|No. 1 Airfield Operations Support Squadron Detachment Tindal||Combat Support Group|
|No. 2 Expeditionary Health Squadron Detachment Tindal||Combat Support Group|
|2SECFOR Squadron||Combat Support Group|
Airlines and destinations
|Airnorth||Alice Springs, Darwin, Tennant Creek|
|Katherine Aviation||Borroloola, Gove, Groote Eylandt, Kalkaringi, Lajamanu, Ngukurr|
- PDF). AIP En Route Supplement from Airservices Australia, effective 10 November 2016. (
- "Tindal: A history". Air Force News, Vol. 46, No. 12. 15 July 2004. Retrieved 10 June 2013.
- Stephens, The Royal Australian Air Force, pp. 135–137, 283
- RAAF Base Tindal Redevelopment Stage 5: Katherine, Northern Territory: Statement of Evidence to the Parliamentary Standing Committee on Public Works (PDF), Canberra: Department of Defence, February 2008
- Stephens, Going Solo, p. 56
- Wilson, Always First, pp. 141–143
- Stephens, The Royal Australian Air Force, pp. 299–300
- "Base opening delay". Trove. National Library of Australia. 19 October 1988. Retrieved 1 May 2015.
- "High praise for last all-blue base". Air Force News, Vol. 46, No. 12. 15 July 2004. Retrieved 10 June 2013.
- Chopper Sale Grounded December 8, 2003 The Australian Retrieved January 20, 2017
- Thomson, Philip (13 September 2015). "Mercenary helicopter gunships remain grounded on Defence base after 18 years". The Canberra Times. Retrieved 13 March 2016.
- Australia 'was set to bomb Jakarta in Timor conflict' June 23, 2001 The Telegraph Retrieved January 20, 2017
- "Airport". Katherine Town Council. Retrieved 10 June 2013.
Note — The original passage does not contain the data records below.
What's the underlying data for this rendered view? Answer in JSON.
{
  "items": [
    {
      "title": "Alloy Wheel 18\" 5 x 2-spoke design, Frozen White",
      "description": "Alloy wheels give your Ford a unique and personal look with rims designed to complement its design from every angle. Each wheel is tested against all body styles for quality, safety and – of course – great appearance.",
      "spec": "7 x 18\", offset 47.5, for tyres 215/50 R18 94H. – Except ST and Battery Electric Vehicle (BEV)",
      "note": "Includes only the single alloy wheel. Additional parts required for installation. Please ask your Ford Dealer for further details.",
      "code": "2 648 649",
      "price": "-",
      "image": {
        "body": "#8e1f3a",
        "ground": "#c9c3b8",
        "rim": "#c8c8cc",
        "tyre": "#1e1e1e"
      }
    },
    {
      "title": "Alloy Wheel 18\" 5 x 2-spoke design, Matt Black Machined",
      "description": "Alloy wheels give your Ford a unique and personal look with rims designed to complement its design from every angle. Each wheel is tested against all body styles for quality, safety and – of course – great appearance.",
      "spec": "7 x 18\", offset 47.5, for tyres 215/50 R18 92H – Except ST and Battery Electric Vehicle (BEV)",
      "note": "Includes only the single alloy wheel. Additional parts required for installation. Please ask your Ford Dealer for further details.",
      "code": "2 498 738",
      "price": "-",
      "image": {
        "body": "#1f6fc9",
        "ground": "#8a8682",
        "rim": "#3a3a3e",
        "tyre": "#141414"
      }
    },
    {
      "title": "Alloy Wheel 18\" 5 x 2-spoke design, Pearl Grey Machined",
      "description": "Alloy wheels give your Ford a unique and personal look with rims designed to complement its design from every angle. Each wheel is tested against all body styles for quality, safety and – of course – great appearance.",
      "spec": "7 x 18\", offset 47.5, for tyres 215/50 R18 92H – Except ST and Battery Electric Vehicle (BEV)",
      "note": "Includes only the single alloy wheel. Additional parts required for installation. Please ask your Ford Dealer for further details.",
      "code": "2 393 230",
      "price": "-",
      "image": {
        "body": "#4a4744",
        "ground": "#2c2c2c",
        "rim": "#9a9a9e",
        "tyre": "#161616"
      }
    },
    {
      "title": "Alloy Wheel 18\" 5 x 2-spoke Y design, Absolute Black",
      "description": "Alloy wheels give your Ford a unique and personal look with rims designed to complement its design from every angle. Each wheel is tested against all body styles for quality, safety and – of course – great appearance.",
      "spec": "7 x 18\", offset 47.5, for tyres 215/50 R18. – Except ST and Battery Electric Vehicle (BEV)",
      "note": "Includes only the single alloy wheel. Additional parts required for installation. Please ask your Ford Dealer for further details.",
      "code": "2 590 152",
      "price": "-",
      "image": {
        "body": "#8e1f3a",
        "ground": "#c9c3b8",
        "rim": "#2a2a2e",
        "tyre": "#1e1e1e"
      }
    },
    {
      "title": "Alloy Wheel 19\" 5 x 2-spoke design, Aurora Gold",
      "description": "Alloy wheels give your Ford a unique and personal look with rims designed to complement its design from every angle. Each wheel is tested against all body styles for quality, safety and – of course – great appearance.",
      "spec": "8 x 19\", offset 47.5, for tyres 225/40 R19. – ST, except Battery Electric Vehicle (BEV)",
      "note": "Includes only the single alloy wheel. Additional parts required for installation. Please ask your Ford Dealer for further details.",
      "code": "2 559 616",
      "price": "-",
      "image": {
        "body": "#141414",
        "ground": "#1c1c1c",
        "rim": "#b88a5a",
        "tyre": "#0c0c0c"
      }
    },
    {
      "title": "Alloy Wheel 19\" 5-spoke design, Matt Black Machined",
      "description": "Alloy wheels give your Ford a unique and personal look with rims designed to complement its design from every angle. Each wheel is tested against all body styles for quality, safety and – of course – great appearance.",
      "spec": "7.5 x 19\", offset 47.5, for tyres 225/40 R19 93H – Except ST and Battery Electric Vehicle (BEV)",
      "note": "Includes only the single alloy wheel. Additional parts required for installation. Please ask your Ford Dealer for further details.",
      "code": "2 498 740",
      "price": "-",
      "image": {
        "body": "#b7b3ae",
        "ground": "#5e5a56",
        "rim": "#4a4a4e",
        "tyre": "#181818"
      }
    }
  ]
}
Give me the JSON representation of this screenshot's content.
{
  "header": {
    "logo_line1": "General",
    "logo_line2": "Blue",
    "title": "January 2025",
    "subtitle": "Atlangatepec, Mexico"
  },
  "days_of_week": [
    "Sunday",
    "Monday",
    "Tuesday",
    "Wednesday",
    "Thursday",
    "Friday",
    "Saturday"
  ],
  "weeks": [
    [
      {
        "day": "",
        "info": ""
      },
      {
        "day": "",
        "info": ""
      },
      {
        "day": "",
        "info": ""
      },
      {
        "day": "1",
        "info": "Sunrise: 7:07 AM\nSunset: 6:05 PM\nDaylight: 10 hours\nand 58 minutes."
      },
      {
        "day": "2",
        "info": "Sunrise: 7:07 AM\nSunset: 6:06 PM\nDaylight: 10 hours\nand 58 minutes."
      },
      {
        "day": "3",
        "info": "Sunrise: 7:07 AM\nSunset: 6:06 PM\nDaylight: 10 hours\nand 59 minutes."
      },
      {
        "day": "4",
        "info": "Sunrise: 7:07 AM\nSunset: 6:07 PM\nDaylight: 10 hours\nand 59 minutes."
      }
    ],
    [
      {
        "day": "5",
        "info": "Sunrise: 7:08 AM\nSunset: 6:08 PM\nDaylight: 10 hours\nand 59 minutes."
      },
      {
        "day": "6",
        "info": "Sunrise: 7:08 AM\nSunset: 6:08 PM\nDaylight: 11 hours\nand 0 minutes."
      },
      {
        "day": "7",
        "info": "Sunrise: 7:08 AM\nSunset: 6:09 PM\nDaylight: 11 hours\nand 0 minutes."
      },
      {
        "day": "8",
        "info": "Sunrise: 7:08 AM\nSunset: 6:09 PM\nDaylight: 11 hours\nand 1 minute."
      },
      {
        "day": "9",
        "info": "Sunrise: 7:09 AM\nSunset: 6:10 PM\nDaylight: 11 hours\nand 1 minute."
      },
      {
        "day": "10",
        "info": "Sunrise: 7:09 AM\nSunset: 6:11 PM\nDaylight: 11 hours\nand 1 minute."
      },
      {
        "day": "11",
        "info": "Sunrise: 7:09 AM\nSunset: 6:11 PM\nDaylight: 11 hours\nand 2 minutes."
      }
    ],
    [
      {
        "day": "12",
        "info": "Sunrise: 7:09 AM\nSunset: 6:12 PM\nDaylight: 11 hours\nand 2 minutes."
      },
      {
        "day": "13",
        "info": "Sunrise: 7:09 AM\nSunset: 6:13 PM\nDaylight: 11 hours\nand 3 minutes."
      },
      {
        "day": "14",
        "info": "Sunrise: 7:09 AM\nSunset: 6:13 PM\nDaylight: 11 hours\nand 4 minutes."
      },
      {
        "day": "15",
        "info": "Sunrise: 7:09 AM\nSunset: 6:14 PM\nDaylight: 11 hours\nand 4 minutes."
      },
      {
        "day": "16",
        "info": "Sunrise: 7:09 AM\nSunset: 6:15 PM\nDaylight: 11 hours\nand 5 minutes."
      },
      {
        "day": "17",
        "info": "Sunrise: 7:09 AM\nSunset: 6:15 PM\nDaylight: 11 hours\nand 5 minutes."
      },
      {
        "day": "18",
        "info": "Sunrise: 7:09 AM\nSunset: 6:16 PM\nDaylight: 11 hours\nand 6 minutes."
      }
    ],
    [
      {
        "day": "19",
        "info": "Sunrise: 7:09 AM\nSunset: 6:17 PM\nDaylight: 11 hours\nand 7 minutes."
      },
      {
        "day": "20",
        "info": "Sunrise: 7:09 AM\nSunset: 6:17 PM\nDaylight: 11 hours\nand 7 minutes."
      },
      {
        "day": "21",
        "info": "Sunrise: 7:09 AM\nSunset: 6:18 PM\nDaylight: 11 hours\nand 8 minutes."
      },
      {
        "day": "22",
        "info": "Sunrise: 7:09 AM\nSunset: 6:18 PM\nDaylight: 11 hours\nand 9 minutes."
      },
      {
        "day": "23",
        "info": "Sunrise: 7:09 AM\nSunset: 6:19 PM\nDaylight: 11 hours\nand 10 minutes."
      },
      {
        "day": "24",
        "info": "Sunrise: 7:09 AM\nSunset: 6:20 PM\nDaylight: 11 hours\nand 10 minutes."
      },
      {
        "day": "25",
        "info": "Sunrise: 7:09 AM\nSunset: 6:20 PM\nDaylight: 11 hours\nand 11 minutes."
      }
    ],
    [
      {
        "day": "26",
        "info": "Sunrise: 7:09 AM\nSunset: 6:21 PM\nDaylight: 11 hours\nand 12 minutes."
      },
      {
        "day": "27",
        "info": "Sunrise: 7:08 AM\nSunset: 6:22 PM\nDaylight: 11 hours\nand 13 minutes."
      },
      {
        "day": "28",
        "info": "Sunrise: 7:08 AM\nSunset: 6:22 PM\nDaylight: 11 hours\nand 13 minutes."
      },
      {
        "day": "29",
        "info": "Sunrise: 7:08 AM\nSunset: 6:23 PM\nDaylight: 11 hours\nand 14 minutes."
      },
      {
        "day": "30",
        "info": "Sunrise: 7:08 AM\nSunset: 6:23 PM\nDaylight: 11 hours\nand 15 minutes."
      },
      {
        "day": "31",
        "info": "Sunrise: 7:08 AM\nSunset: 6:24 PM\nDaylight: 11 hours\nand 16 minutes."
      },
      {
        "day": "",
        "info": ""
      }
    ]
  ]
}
- "RAAF Base Tindal". Royal Australian Air Force. Retrieved 10 June 2013.
- "Air Combat Group". Royal Australian Air Force. Retrieved 10 June 2013.
- "No. 452 Squadron". Royal Australian Air Force. Retrieved 10 June 2013.
- "Surveillance and Control Group". Royal Australian Air Force. Retrieved 10 June 2013.
- "No. 396 Expeditionary Combat Support Wing". Royal Australian Air Force. Retrieved 10 June 2013.
- O'Brien, Always There, pp. 214–215
- "Airnorth launches "Centre Run" flights between Darwin and Alice Springs". Australian Aviation. Retrieved 14 March 2016.
- "Katherine Base". Katherine Aviation. Retrieved 10 June 2013.
|Wikimedia Commons has media related to RAAF Base Tindal.|
- O'Brien, Graham (2009). Always There: A History of Air Force Combat Support. Canberra: Air Power Development Centre. ISBN 978-1-920800-45-1.
- Stephens, Alan (1995). Going Solo: The Royal Australian Air Force 1946–1971. Canberra: Australian Government Publishing Service. ISBN 0-644-42803-1.
- Stephens, Alan (2006) . The Royal Australian Air Force: A History. London: Oxford University Press. ISBN 0-19-555541-4.
- Wilson, David (1998). Always First: The RAAF Airfield Construction Squadrons 1942–1974. Canberra: Air Power Studies Centre. ISBN 0-642-26525-9.